Funded primarily through the federal Workforce Opportunity for Rural Communities (WORC) grant, WorkAdvance manages and covers the costs of recruiting, training and retaining candidates.

Borza is working with Extrudex and other companies to establish the timelines and recruiting participants, she says, which she expects will be ready in the coming weeks. Work Advance is geared toward recruiting individuals who may or may not have manufacturing experience and giving them all they need for a successful manufacturing career, she says.

“We have packaged together a several-week program that includes everything from freshening up and putting a resume together to some of the technical skills that are required in a manufacturing setting,” Borza says. Such skills include safety protocols, what manufacturing processes are all about and what it’s like to work in a manufacturing environment.

Participants will be on track for entry level jobs typically earning up to $15 hourly with benefits, she says. MVMC is working with companies that have committed to hiring the successful participants and supporting their advancement.

“We’re not satisfied with just getting the participant employed,” Borza says. “We also want to keep coaching them about what it takes to position them for that next level opportunity in those companies.”

Typically, workers at Extrudex begin in the packing and shipping area, Scheuing says. “As we increase and put more press crews on, we’ll move people who have been here for a while up to extrusion.“ Individuals who have a little more technical aptitude may get moved into extrusion earlier.

Extrudex typically begins workers at $12 an hour with benefits, a 401k, health insurance and a fiscal year-end gain sharing bonus, as well as an incentive program after one’s first month, he says.
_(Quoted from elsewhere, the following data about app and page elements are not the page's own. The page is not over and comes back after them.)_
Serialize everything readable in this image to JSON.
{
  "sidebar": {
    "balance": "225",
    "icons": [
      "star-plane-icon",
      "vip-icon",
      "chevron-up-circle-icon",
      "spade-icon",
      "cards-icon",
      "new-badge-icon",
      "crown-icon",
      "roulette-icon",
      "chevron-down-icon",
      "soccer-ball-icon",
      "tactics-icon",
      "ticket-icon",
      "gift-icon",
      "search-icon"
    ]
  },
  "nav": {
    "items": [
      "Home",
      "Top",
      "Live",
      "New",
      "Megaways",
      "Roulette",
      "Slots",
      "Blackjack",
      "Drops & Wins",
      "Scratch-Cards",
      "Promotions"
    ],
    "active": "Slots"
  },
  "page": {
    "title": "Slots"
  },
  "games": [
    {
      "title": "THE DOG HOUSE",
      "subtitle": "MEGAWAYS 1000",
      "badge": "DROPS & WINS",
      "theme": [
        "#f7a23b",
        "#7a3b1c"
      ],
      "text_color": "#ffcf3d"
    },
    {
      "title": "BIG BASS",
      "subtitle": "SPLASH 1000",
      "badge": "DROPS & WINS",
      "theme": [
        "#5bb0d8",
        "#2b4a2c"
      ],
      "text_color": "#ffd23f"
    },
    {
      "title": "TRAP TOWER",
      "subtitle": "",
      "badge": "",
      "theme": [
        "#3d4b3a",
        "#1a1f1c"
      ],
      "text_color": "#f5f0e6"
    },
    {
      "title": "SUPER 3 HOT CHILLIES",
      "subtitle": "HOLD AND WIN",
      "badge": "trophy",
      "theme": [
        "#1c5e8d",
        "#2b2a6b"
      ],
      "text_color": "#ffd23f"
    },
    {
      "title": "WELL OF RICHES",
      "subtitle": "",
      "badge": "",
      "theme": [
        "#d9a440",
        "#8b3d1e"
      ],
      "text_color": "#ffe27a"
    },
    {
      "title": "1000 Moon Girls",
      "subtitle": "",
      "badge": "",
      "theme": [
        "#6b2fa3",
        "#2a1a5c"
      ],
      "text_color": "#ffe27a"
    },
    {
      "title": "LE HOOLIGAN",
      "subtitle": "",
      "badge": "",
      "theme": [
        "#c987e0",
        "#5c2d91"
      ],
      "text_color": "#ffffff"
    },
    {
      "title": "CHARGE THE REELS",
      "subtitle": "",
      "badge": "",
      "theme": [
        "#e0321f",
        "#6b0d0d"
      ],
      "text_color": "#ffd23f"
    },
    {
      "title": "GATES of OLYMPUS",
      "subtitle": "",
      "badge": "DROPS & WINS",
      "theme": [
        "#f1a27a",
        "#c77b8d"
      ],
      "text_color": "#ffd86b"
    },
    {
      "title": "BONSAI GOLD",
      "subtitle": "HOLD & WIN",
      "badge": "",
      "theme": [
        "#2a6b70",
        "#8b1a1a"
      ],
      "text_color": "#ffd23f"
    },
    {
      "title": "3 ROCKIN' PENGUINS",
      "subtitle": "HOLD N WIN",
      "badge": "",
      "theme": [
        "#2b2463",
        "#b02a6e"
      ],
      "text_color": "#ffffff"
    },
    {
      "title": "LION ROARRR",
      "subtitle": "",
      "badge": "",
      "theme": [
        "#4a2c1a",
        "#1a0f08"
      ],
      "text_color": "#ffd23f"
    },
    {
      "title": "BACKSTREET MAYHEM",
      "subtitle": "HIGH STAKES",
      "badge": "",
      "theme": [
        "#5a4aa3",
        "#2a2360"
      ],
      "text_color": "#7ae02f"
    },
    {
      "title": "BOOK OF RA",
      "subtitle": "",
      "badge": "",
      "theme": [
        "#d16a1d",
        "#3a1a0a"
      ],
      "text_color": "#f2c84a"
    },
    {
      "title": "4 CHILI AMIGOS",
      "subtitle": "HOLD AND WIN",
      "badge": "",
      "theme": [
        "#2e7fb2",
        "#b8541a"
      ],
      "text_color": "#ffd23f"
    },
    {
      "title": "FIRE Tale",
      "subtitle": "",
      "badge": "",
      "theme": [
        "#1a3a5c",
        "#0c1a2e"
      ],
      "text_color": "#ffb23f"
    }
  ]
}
Aside from aptitude and completing the Work Advance program, Scheuing says what the company looks for are people who show up for work, have a strong work ethic and can follow instructions “because it’s a process industry,” he says. As workers advance, they will be using calipers, micrometers and running complicated extrusion processes, he says.
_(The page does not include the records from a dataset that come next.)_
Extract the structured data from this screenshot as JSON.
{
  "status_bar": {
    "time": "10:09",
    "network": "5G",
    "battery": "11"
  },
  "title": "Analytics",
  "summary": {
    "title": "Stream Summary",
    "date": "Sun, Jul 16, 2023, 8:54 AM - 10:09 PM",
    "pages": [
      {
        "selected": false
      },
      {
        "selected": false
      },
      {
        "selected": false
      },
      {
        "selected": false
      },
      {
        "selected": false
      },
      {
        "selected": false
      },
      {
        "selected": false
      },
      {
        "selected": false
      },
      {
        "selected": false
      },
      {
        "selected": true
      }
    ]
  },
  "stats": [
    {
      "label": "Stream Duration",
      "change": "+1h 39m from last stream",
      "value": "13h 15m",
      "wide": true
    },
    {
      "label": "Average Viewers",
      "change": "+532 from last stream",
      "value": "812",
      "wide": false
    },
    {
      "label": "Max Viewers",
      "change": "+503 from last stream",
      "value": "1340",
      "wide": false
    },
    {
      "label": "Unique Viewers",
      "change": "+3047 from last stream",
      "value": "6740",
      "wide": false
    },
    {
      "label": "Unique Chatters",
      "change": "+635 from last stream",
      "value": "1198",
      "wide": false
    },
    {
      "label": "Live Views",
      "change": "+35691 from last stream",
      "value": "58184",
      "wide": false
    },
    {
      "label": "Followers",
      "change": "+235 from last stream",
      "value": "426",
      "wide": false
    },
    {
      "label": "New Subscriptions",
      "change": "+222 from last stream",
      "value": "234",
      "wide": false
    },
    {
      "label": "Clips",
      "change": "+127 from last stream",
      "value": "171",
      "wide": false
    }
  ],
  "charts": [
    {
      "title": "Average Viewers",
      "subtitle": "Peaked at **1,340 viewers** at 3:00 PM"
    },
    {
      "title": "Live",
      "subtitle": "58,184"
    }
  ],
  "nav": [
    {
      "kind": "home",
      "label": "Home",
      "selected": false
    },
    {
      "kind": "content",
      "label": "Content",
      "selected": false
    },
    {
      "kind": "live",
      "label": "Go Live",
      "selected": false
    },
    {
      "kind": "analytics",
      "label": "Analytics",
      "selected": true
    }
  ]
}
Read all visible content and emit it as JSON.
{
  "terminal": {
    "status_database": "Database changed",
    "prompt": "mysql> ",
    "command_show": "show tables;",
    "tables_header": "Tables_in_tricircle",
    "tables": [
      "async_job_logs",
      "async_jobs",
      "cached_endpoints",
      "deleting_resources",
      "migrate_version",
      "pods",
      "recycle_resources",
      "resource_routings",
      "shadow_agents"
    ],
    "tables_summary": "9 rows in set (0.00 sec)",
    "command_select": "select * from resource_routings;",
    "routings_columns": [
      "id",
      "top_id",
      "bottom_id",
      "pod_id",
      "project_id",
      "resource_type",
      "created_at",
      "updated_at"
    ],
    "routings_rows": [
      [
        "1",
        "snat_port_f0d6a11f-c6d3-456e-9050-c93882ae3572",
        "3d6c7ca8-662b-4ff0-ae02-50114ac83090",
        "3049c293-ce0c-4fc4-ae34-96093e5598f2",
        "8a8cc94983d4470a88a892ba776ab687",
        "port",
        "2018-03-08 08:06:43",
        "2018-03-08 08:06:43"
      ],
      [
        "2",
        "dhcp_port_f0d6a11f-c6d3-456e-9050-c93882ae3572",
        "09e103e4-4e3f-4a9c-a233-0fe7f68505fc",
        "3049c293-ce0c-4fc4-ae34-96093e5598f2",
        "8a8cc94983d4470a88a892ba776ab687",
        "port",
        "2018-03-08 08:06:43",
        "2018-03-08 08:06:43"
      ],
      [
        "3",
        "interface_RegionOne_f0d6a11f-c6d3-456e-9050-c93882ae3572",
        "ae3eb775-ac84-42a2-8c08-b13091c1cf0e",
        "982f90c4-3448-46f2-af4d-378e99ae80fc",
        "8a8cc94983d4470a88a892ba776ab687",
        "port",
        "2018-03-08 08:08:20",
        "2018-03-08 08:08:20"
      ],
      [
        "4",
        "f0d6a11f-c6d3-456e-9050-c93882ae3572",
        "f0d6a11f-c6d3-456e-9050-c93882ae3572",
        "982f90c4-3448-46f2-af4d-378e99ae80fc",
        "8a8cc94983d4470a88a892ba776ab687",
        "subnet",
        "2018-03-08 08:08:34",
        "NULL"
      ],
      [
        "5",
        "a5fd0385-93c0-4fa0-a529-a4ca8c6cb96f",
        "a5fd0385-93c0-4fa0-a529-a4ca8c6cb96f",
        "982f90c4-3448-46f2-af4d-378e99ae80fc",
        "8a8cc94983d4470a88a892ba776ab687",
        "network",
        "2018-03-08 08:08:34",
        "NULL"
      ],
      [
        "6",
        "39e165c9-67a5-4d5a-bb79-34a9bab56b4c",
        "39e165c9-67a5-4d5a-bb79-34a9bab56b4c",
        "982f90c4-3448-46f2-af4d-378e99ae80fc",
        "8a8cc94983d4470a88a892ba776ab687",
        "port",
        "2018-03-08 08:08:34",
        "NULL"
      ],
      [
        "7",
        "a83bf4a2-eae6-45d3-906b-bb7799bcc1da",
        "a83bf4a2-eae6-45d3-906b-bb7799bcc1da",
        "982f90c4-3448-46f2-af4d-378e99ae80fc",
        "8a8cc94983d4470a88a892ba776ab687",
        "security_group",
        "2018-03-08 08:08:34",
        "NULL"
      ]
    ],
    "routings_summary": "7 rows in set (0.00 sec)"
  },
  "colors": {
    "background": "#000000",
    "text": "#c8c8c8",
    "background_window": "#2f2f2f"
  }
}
And there will be opportunities for professional growth, he says, even into management. While business is down year-over-year because of COVID-19, Scheuing is anticipating a 10% to 20% increase “as we move forward.”

The company has physical room to grow as well. In 2014, when Extrudex hit its capacity, it installed a new fully automated extrusion press.
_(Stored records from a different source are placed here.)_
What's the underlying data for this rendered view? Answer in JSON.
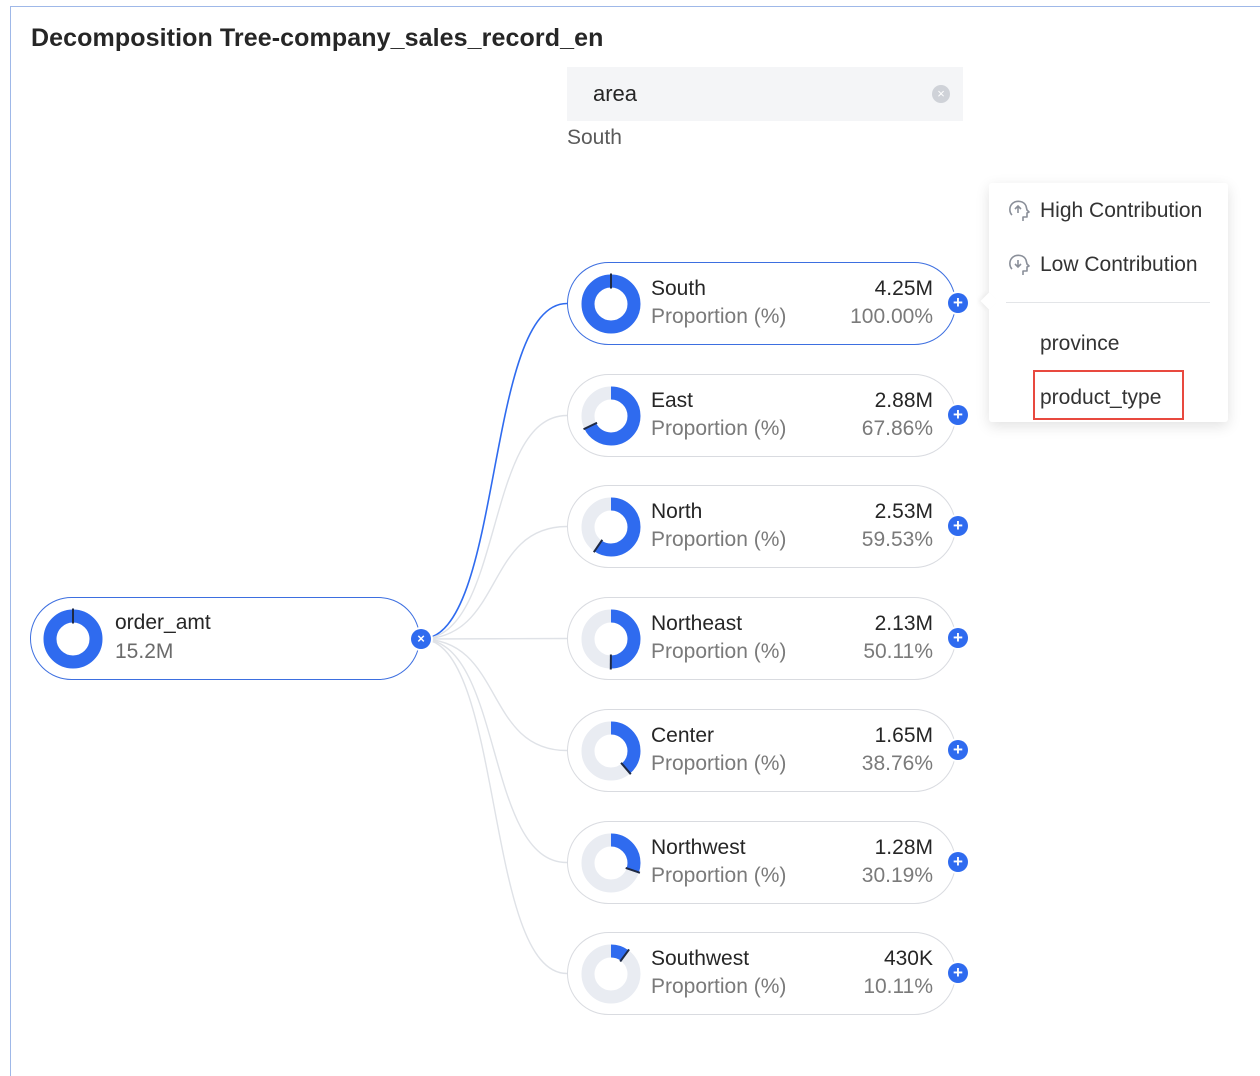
{
  "title": "Decomposition Tree-company_sales_record_en",
  "filter": {
    "label": "area",
    "clear_icon": "×",
    "value": "South"
  },
  "root": {
    "name": "order_amt",
    "value": "15.2M",
    "fraction": 1.0
  },
  "node_sublabel": "Proportion (%)",
  "nodes": [
    {
      "name": "South",
      "value": "4.25M",
      "pct": "100.00%",
      "fraction": 1.0
    },
    {
      "name": "East",
      "value": "2.88M",
      "pct": "67.86%",
      "fraction": 0.6786
    },
    {
      "name": "North",
      "value": "2.53M",
      "pct": "59.53%",
      "fraction": 0.5953
    },
    {
      "name": "Northeast",
      "value": "2.13M",
      "pct": "50.11%",
      "fraction": 0.5011
    },
    {
      "name": "Center",
      "value": "1.65M",
      "pct": "38.76%",
      "fraction": 0.3876
    },
    {
      "name": "Northwest",
      "value": "1.28M",
      "pct": "30.19%",
      "fraction": 0.3019
    },
    {
      "name": "Southwest",
      "value": "430K",
      "pct": "10.11%",
      "fraction": 0.1011
    }
  ],
  "expand_icon": "+",
  "collapse_icon": "×",
  "menu": {
    "high_contribution": "High Contribution",
    "low_contribution": "Low Contribution",
    "dimensions": [
      "province",
      "product_type"
    ]
  },
  "colors": {
    "accent": "#2f6bef",
    "donut_track": "#e9ecf2",
    "selected_border": "#3d6fe0",
    "highlight": "#e8493f"
  }
}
“If we see that happening again, we have land where we could add another press if we need to,” he says. “We have plenty of land to grow.”

As part of its Work Advance program, MVMC will organize cohorts in Mahoning and Columbiana counties with 15 participants in each. The program comprises two weeks of work readiness training and three weeks of technical. To help offset living expenses, participants receive a weekly stipend.

Participants will be assigned a career coach, who will work with them through the initial training and keep up with them after they’ve been hired, Borza says. Coaches will interact with company executives and supervisors to follow up on how the workers are doing, where their strengths lie and how they can advance or reinforce those strengths.

MVMC will work with companies to identify and organize workers who need additional skills to get to the next level.

“So, it’s possible these same participants could have another round of training for their advancement,” Borza says, or at least get an idea of what the next opportunity could be.

The ideal participant could be a high school graduate or another young person who is working a minimum wage job and doesn’t see room for advancement, she says.

“That individual would be able to get some skills pretty quickly and get into a company that’s going to assist their growth,” Borza says. “Our plan is to really go deep and wide with this program. We have been piloting and refining the model over a period of time and with this particular grant funding, we are looking for more with this with these current companies.”

Pictured above: Aluminum is the “industry of now and the future,” with plenty of upward mobility, says Jim Scheuing, general manager at Extrudex Aluminum Inc. Extrudex is one of the first use participate in MVMC’s Work Advance pre-apprenticeship program.

Copyright 2022 The Business Journal, Youngstown, Ohio.